# Energy of the harmonic oscillator

1. Jun 30, 2006

### Repetit

Hey!

Can someone explain to why the energy of the harmonic oscillator must be at least:

$$\frac{(\Delta p)^2}{2m}+\frac{1}{2}m \omega^2 (\Delta x)^2$$

I mean, $$\Delta x$$ and $$\Delta p$$ represents the uncertainty in the position and momentum, and therefore it does not really have anything to do with the actual true value of the position and momentum does it? If you don't understand what I mean please let me know.

Thanks!

2. Jun 30, 2006

### maverick280857

The Hamiltonian is given by

$$H = \frac{1}{2m}\left[p^2 + (m\omega x)^2\right]$$

If I understand your problem correctly::

There is no "true" value that is measurable. The observables are the expectation values of $x$ and $p$ and the uncertainty principle gives you an inequality relating the standard deviations (in statistical language, what you call uncertainties).

Last edited: Jun 30, 2006
3. Jun 30, 2006

### Repetit

Well, what I want to do is derive the minimum energy of the harmonic oscillator. I start with:

$$<E>=\frac{<p^2>}{2m} + \frac{1}{2}m \omega^2 <x^2>$$

...and use the fact that:

$$(\Delta x)^2 = <x^2> - <x>^2$$

and

$$(\Delta p)^2 = <p^2> - <p>^2$$

To rewrite the formula for the energy expectation value into the one in my first post I assume that $$<p>$$ and $$<x>$$ are zero so that $$(\Delta x)^2=<x^2>$$ and $$(\Delta p)^2=<p^2>$$. Now, my question is how can I assume that the expectation value of position and momentum is zero? Is it because the particle in the harmonic oscillator potential spends equal amounts of time in the two outer positions? And for the momentum, is it because the velocity of the particle reverses sign in the two outermost positions just as in a classical oscillator?

Thanks!

4. Jun 30, 2006

### maverick280857

To convince yourself you could calculate $<x>$ and $<p>$ for the n-th harmonic ocillator state though I assure you that the integration won't be straightforward (you could use the hermitian adjoint operators...the ladder operators to ease a bit).

For n = 1, its just

$$\psi(x) = \left(\frac{m\omega}{\pi \hbar}\right)^{1/4}exp\left(-\frac{m\omega^2}{2\hbar}\right)$$

Try calculating the expectation values with this (note that you don't need to tack the time dependence for expectation values).

When you get the result, you can think of it as being analogous to the classical harmonic oscillator (as you say) but I wouldn't like to stretch the analogy too far because I don't have the time dependence of $x$ here--in QM it makes no sense--to predict how long it remains in a particular part of the region $-A \leq x \leq A$. All my computations are based on how $\psi(x)$ behaves and not how $x(t)$ behaves (the second function has no meaning in QM).

Last edited: Jun 30, 2006
5. Jul 2, 2006

### Eye_in_the_Sky

Look again!

Look again, Repetit.

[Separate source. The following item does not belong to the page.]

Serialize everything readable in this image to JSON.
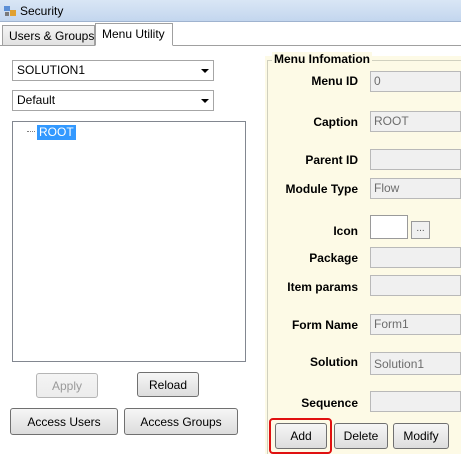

The answer you seek is staring you in the face from behind no more than a wispy veil.

From the first three relations of your second post, it follows that

<E> = E + <p>2/2m + mω2<x>2/2 ,

where I have defined E as the expression you gave in your opening post.

Clearly, <E> ≥ E .

6. Jul 3, 2006

### pmb_phy

That is not quite right. When the energy of a system is measured the only possible measured results are eigenvalues. Each eigenvalue can be determined to within an arbitrarily small value. Therefore a "true" value is measureable and has a well defined meaning. Observables are not the expectation values of an operator. See

http://www.geocities.com/physics_world/qm/harmonic_oscillator.htm

for the details.

Pete

7. Jul 4, 2006

### maverick280857

pmb_phy: The site you gave doesn't work (maybe geocities is down right now or something).

Interesting you should say that...when I was reading Griffiths QM, I learnt that it is the expectation values that are measured and this idea was confirmed by Eisberg/Resnick. Could you please enlighten me about what you want to show through that website?

Last edited: Jul 4, 2006